When thinking of heart health and exercise, people usually think cardio: hitting a spin class, using a treadmill and so forth. Weight training is for building and keeping a healthy musculoskeletal system - increasing bone mass, preventing falls and increasing daily function and quality of life, and that's it - right? Well, not so fast!
Reduced Heart Attack Risks - And More!
Studies have shown that weight or resistance training may reduce our risk of heart attack or stroke by 40-70 percent. In a decade-long study of more than 35,000 women, those who performed regular resistance exercise saw a reduction in heart attack, stroke, coronary bypass graft surgery, angioplasty and death from cardiovascular disease. They also saw a 30 percent lower chance of being diagnosed with Type 2 diabetes.

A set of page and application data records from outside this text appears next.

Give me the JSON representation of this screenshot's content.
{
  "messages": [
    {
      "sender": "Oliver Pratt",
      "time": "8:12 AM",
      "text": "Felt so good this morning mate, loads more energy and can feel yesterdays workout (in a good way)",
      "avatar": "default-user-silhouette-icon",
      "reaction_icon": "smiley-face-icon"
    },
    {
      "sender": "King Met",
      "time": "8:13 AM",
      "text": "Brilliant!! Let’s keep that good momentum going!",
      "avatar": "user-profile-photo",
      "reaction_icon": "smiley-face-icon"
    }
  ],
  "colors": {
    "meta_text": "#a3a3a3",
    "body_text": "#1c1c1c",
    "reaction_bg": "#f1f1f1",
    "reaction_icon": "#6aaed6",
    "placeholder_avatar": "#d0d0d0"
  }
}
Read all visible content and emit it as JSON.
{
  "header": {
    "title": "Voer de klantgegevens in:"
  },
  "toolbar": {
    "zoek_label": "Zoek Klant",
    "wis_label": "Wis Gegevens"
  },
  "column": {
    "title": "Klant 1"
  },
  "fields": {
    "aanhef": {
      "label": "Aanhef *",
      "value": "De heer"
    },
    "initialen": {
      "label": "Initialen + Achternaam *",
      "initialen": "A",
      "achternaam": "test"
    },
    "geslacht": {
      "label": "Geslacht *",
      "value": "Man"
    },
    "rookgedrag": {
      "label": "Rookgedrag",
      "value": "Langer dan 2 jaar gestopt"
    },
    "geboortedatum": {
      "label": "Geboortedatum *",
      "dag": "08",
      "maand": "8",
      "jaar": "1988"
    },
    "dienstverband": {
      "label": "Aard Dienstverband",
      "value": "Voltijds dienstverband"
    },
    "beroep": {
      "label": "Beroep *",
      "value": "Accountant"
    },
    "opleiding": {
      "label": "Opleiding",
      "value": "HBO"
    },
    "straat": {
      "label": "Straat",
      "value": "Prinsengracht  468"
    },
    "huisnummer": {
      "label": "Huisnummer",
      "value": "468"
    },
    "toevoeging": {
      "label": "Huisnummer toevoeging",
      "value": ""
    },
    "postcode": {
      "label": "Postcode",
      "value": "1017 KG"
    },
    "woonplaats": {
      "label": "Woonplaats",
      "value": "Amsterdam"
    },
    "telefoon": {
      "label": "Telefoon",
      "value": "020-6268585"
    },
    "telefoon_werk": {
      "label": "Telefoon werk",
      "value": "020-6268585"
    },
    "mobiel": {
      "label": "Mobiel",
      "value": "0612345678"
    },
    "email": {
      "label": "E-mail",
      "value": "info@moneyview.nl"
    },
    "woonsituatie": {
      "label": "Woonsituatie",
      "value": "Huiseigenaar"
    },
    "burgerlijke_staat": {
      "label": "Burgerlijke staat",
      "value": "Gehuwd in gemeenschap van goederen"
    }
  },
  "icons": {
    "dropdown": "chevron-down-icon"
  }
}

Another study found similar results in decreased cardiovascular disease, heart attack, stroke and increased longevity with an added benefit: a 32 percent reduction in adipose tissue (unhealthy fat) around the heart. This wasn't seen with the group that did only cardio exercise.
Add Weight Training for Optimal Health
So, consider fitting weight lifting or resistance training into your workout schedule. It's especially good if you have limitations, time constraints or just want to be efficient in your exercise and its benefits. Resistance training packs a big bang for your buck! To get the benefits, though, resistance training must be done properly. Here are some tips to get you started:
- Start slow, but progress to three sessions of around 30 minutes per week.
- Complete a minimum of one exercise that targets each major muscle group.
- Make sure the intensity is such that you challenge the muscle group; be sure to "fatigue" the muscle by the end of the exercise (on a fatigue scale of 1-10, try for a 6-7).
- For best results, a professional trainer can be beneficial in helping you get started.
Please do not toss your walking shoes or give up cardiovascular exercise; that is important, too. Doing both cardio and weight training is ideal and will support optimal health and a good quality of life.